TORONTO, ON — Researchers at the University of Toronto have shown that playing shooting or driving videogames, even for a relatively short time, improves the ability to search for a target hidden among irrelevant distractions in complex scenes.
“Recent studies in different labs, including here at the University of Toronto, have shown that playing first-person shooter videogames can enhance other aspects of visual attention,” says psychology professor Ian Spence. “But no one has previously demonstrated that visual search is also improved.”
Searching efficiently and accurately is essential for many tasks. “It’s necessary for baggage screening, reading X‑rays or MRIs, interpreting satellite images, defeating camouflage or even just locating a friend’s face in a crowd,” says Spence.
In the first experiment, the researchers compared action videogame players and non-players on three visual search tasks and found that the experienced players were better.

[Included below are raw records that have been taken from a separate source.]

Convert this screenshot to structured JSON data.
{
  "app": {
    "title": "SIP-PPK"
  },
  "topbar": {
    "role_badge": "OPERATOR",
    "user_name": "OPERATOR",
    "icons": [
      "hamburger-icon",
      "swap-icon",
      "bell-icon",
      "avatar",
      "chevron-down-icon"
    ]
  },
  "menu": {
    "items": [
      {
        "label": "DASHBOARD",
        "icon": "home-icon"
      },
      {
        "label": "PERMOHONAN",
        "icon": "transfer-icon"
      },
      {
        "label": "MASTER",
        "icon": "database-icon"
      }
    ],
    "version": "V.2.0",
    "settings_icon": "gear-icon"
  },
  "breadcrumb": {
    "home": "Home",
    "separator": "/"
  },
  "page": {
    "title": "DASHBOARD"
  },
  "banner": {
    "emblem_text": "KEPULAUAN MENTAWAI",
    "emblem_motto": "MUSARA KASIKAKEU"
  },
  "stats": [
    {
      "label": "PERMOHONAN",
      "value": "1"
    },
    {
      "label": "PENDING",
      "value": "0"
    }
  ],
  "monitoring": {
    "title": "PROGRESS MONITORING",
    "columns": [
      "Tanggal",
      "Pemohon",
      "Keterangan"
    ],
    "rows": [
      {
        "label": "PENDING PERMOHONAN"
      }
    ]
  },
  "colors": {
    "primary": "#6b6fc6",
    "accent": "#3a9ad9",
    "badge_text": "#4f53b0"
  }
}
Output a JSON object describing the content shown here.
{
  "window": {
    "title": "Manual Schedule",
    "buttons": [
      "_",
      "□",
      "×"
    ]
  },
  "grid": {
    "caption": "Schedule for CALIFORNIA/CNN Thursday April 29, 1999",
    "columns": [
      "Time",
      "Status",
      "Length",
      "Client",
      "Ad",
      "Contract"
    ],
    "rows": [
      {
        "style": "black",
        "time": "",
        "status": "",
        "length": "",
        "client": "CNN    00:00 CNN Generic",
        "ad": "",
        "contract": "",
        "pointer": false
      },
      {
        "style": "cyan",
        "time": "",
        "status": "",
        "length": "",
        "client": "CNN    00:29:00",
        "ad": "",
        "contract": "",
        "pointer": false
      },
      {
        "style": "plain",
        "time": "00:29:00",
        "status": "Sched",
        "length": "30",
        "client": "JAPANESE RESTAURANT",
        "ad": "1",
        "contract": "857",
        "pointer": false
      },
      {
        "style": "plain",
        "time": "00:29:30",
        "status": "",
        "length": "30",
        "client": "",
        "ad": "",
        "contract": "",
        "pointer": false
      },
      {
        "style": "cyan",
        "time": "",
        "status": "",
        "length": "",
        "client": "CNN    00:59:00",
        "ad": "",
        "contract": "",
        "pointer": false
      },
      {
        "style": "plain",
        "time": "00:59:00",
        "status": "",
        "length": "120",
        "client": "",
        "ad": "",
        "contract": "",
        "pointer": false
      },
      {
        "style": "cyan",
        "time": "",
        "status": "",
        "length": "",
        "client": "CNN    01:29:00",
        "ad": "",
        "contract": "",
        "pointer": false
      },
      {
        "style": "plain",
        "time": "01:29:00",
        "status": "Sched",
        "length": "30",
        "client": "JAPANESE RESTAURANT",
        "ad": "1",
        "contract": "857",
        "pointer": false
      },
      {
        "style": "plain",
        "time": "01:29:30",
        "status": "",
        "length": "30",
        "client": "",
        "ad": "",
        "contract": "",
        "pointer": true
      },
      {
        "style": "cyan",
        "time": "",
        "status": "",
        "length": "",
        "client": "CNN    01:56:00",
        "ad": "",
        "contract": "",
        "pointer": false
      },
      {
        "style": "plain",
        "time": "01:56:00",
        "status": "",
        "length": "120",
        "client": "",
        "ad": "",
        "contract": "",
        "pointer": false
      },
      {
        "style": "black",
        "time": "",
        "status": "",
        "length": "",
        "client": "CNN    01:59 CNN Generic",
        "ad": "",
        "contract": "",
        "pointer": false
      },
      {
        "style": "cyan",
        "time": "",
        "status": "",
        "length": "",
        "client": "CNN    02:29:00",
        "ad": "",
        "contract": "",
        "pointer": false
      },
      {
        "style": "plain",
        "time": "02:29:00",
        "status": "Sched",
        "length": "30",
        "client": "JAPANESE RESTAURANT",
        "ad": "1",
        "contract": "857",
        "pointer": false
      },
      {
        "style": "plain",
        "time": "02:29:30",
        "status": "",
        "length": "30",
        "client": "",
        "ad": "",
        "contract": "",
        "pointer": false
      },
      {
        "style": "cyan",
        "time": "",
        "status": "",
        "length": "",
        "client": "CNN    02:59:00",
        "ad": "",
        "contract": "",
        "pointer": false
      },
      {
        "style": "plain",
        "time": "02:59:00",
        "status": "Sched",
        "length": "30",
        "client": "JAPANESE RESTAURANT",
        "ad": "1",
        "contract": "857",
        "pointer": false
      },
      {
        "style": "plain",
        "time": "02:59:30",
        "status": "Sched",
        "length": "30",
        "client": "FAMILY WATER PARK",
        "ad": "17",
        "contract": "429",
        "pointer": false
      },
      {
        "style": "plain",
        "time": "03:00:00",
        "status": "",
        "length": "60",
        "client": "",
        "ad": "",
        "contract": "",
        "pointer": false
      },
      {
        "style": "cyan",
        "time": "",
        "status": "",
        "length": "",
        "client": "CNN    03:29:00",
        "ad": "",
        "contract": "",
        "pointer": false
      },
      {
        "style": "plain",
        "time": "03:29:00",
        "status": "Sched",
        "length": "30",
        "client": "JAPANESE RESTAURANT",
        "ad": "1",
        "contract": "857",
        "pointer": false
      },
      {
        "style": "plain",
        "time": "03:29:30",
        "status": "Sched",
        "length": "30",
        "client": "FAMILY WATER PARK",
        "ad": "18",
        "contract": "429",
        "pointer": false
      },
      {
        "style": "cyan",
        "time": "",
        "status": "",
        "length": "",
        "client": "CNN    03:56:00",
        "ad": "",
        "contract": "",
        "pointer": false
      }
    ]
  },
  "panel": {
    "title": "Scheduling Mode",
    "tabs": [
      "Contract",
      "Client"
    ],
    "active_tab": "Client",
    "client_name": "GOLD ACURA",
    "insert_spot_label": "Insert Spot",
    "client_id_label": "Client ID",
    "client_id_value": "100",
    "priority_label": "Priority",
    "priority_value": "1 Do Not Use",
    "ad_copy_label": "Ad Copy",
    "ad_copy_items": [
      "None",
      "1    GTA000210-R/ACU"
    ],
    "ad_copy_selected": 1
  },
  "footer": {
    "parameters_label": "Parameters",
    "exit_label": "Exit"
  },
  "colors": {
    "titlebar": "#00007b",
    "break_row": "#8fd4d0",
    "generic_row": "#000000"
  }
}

“But this difference could be a result of a pre-existing superiority in experienced gamers compared to those who avoid them, says Sijing Wu, a PhD candidate in Spence’s lab in U of T’s Department of Psychology and lead author of the study. “A training experiment was necessary to establish whether playing an action game could actually improve search skills.”
In the second experiment, 60 participants — who had not previously played videogames — played for a total of 10 hours in one to two hour sessions. Twenty participants were randomly assigned to play the first-person shooter game, Medal of Honor, 20 to a driving-racing game, Need for Speed and 20 to a three-dimensional puzzle game, Ballance as a control.
“After playing either the shooter or driving game for only 10 hours, participants were faster and more accurate on the three visual search tasks,” says Wu. “However, the control participants — who played the puzzle game — did not improve.”
“We have shown that playing a driving-racing game can produce the same benefits as a shooter game,” says Wu. “This could be very important in situations where we wish to train visual search skills. Driving games are likely to be more acceptable than shooting games because of the lower levels of violence.”
The study is available online in advance of print publication in Attention, Perception, & Psychophysics at https://link.springer.com/article/10.3758/s13414-013-0440-2. The research was supported by funding from the Natural Sciences and Engineering Research Council of Canada in the form of a Discovery Grant to Spence.